The US' Harvard University has decided to stop investing in fossil fuels after nearly a decade long of criticism from students and faculty.
Harvard Management Company (HMC), which manages the Massachusetts-based university's endowment, "has been reducing its exposure to fossil fuels," President Larry Bacow said in a letter Thursday.
"HMC has legacy investments as a limited partner in a number of private equity funds with holdings in the fossil fuel industry. These indirect investments constitute less than two percent of the endowment, a number that continues to decline," he added.
Noting that HMC has not made any new commitments to such limited partnerships since 2019, Bacow said HMC does not intend to make such investments in the future.
Harvard University's endowment was valued at around $41.9 billion as of June 2020 -- the largest academic endowment in the world.

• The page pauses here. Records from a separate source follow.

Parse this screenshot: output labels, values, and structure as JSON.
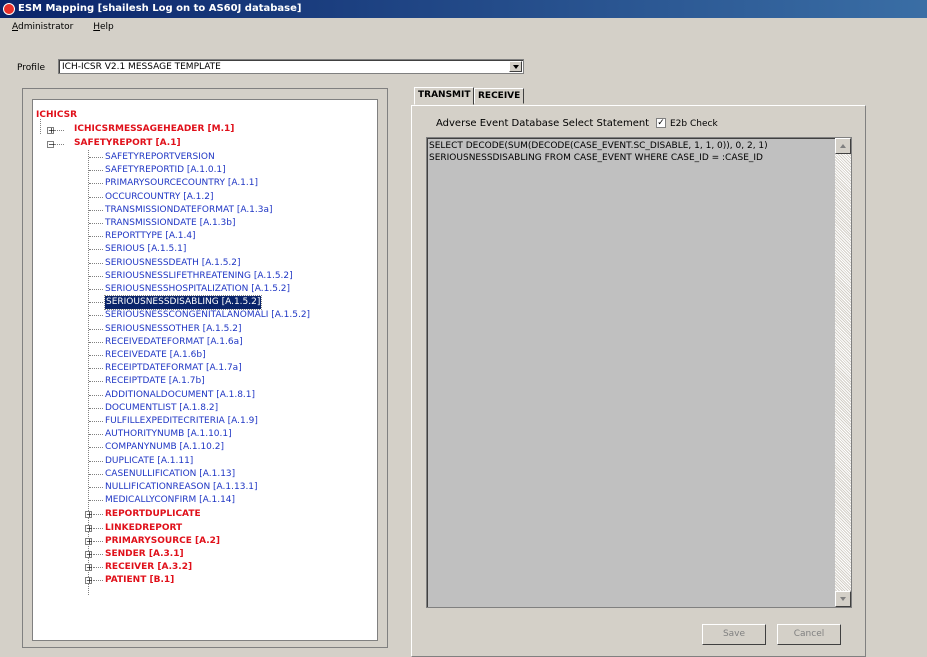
{
  "window": {
    "title": "ESM Mapping [shailesh Log on to AS60J database]"
  },
  "menu": {
    "items": [
      "Administrator",
      "Help"
    ]
  },
  "profile": {
    "label": "Profile",
    "value": "ICH-ICSR V2.1 MESSAGE TEMPLATE"
  },
  "tree": {
    "root": "ICHICSR",
    "level1": [
      "ICHICSRMESSAGEHEADER [M.1]",
      "SAFETYREPORT [A.1]"
    ],
    "safetyreport_children": [
      "SAFETYREPORTVERSION",
      "SAFETYREPORTID [A.1.0.1]",
      "PRIMARYSOURCECOUNTRY [A.1.1]",
      "OCCURCOUNTRY [A.1.2]",
      "TRANSMISSIONDATEFORMAT [A.1.3a]",
      "TRANSMISSIONDATE [A.1.3b]",
      "REPORTTYPE [A.1.4]",
      "SERIOUS [A.1.5.1]",
      "SERIOUSNESSDEATH [A.1.5.2]",
      "SERIOUSNESSLIFETHREATENING [A.1.5.2]",
      "SERIOUSNESSHOSPITALIZATION [A.1.5.2]",
      "SERIOUSNESSDISABLING [A.1.5.2]",
      "SERIOUSNESSCONGENITALANOMALI [A.1.5.2]",
      "SERIOUSNESSOTHER [A.1.5.2]",
      "RECEIVEDATEFORMAT [A.1.6a]",
      "RECEIVEDATE [A.1.6b]",
      "RECEIPTDATEFORMAT [A.1.7a]",
      "RECEIPTDATE [A.1.7b]",
      "ADDITIONALDOCUMENT [A.1.8.1]",
      "DOCUMENTLIST [A.1.8.2]",
      "FULFILLEXPEDITECRITERIA [A.1.9]",
      "AUTHORITYNUMB [A.1.10.1]",
      "COMPANYNUMB [A.1.10.2]",
      "DUPLICATE [A.1.11]",
      "CASENULLIFICATION [A.1.13]",
      "NULLIFICATIONREASON [A.1.13.1]",
      "MEDICALLYCONFIRM [A.1.14]"
    ],
    "safetyreport_groups": [
      "REPORTDUPLICATE",
      "LINKEDREPORT",
      "PRIMARYSOURCE [A.2]",
      "SENDER [A.3.1]",
      "RECEIVER [A.3.2]",
      "PATIENT [B.1]"
    ],
    "selected": "SERIOUSNESSDISABLING [A.1.5.2]"
  },
  "tabs": {
    "transmit": "TRANSMIT",
    "receive": "RECEIVE"
  },
  "transmit": {
    "statement_label": "Adverse Event Database Select Statement",
    "e2b_check_label": "E2b Check",
    "e2b_checked": true,
    "sql": "SELECT DECODE(SUM(DECODE(CASE_EVENT.SC_DISABLE, 1, 1, 0)), 0, 2, 1)\nSERIOUSNESSDISABLING FROM CASE_EVENT WHERE CASE_ID = :CASE_ID",
    "save_label": "Save",
    "cancel_label": "Cancel"
  }
}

The university earlier this week appointed its first-ever Vice Provost for Climate and Sustainability, which aims to accelerate and coordinate research and education on climate change.
The Harvard Corporation, the university’s highest governing body, also directed HMC in April 2020 to develop a plan to achieve net-zero greenhouse gas emissions by 2050.
"None of us will be spared the realities of climate change, which means we are all in this together ... we must find a way to work side by side to have any hope of changing behaviors, adopting policies, and decarbonizing the economy," Bacow said.